### Exercise material:
──────
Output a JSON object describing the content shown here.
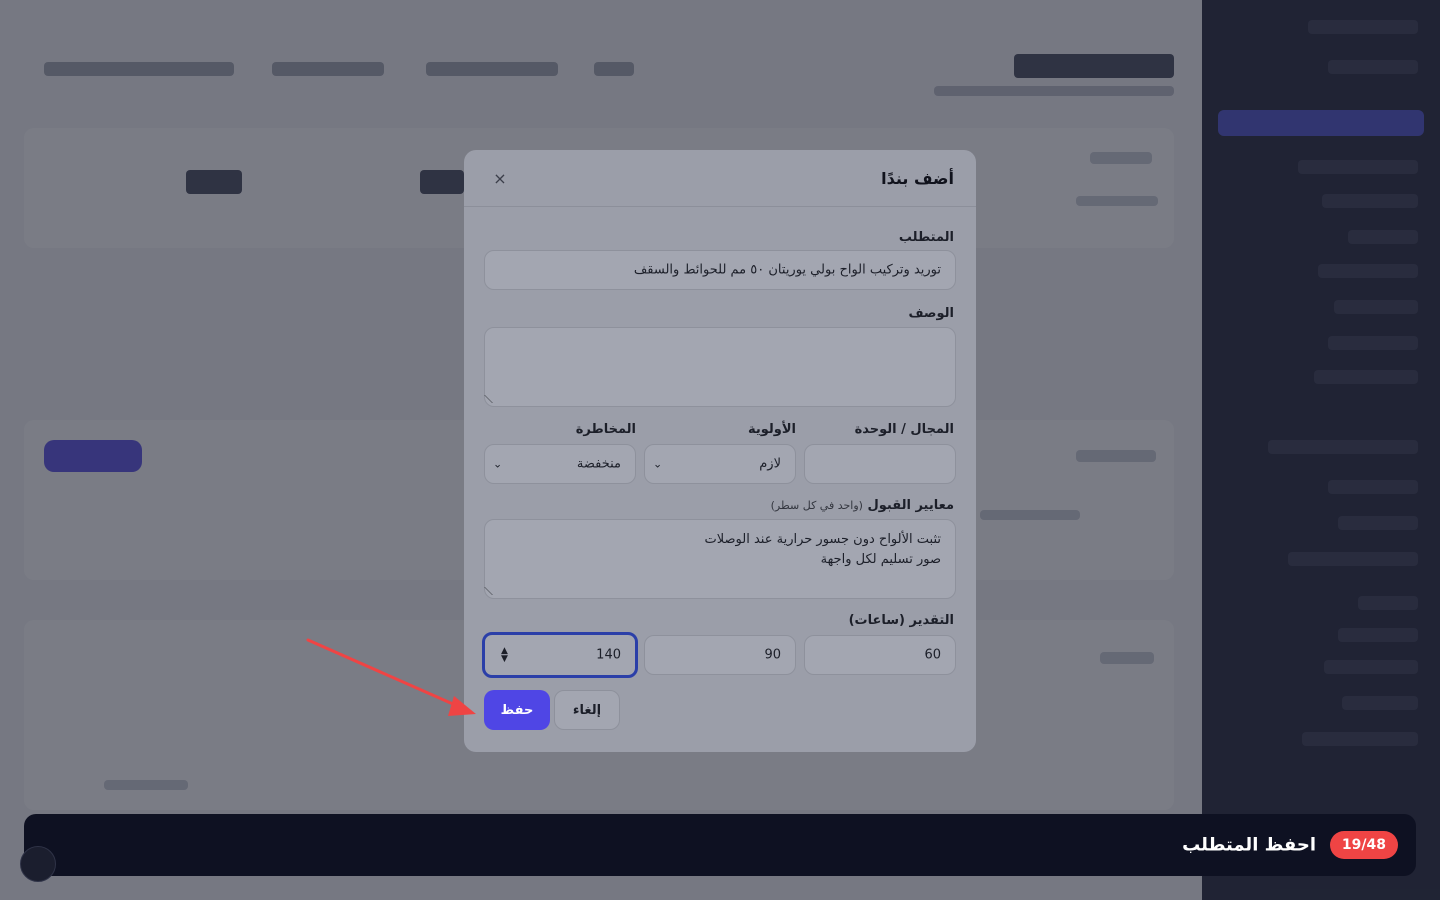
{
  "modal": {
    "title": "أضف بندًا",
    "close_symbol": "×",
    "requirement": {
      "label": "المتطلب",
      "value": "توريد وتركيب الواح بولي يوريتان ٥٠ مم للحوائط والسقف"
    },
    "description": {
      "label": "الوصف",
      "value": ""
    },
    "domain": {
      "label": "المجال / الوحدة",
      "value": ""
    },
    "priority": {
      "label": "الأولوية",
      "value": "لازم"
    },
    "risk": {
      "label": "المخاطرة",
      "value": "منخفضة"
    },
    "acceptance": {
      "label": "معايير القبول",
      "hint": "(واحد في كل سطر)",
      "lines": [
        "تثبت الألواح دون جسور حرارية عند الوصلات",
        "صور تسليم لكل واجهة"
      ]
    },
    "estimate": {
      "label": "التقدير (ساعات)",
      "values": [
        "60",
        "90",
        "140"
      ]
    },
    "save_label": "حفظ",
    "cancel_label": "إلغاء"
  },
  "banner": {
    "text": "احفظ المتطلب",
    "progress": "19/48"
  },
  "colors": {
    "accent": "#4f46e5",
    "highlight": "#ef4444",
    "banner_bg": "#0e1122"
  }
}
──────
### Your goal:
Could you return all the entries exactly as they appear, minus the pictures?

### Result of the task:
Output a JSON object describing the content shown here.
{
  "modal": {
    "title": "أضف بندًا",
    "close_symbol": "×",
    "requirement": {
      "label": "المتطلب",
      "value": "توريد وتركيب الواح بولي يوريتان ٥٠ مم للحوائط والسقف"
    },
    "description": {
      "label": "الوصف",
      "value": ""
    },
    "domain": {
      "label": "المجال / الوحدة",
      "value": ""
    },
    "priority": {
      "label": "الأولوية",
      "value": "لازم"
    },
    "risk": {
      "label": "المخاطرة",
      "value": "منخفضة"
    },
    "acceptance": {
      "label": "معايير القبول",
      "hint": "(واحد في كل سطر)",
      "lines": [
        "تثبت الألواح دون جسور حرارية عند الوصلات",
        "صور تسليم لكل واجهة"
      ]
    },
    "estimate": {
      "label": "التقدير (ساعات)",
      "values": [
        "60",
        "90",
        "140"
      ]
    },
    "save_label": "حفظ",
    "cancel_label": "إلغاء"
  },
  "banner": {
    "text": "احفظ المتطلب",
    "progress": "19/48"
  },
  "colors": {
    "accent": "#4f46e5",
    "highlight": "#ef4444",
    "banner_bg": "#0e1122"
  }
}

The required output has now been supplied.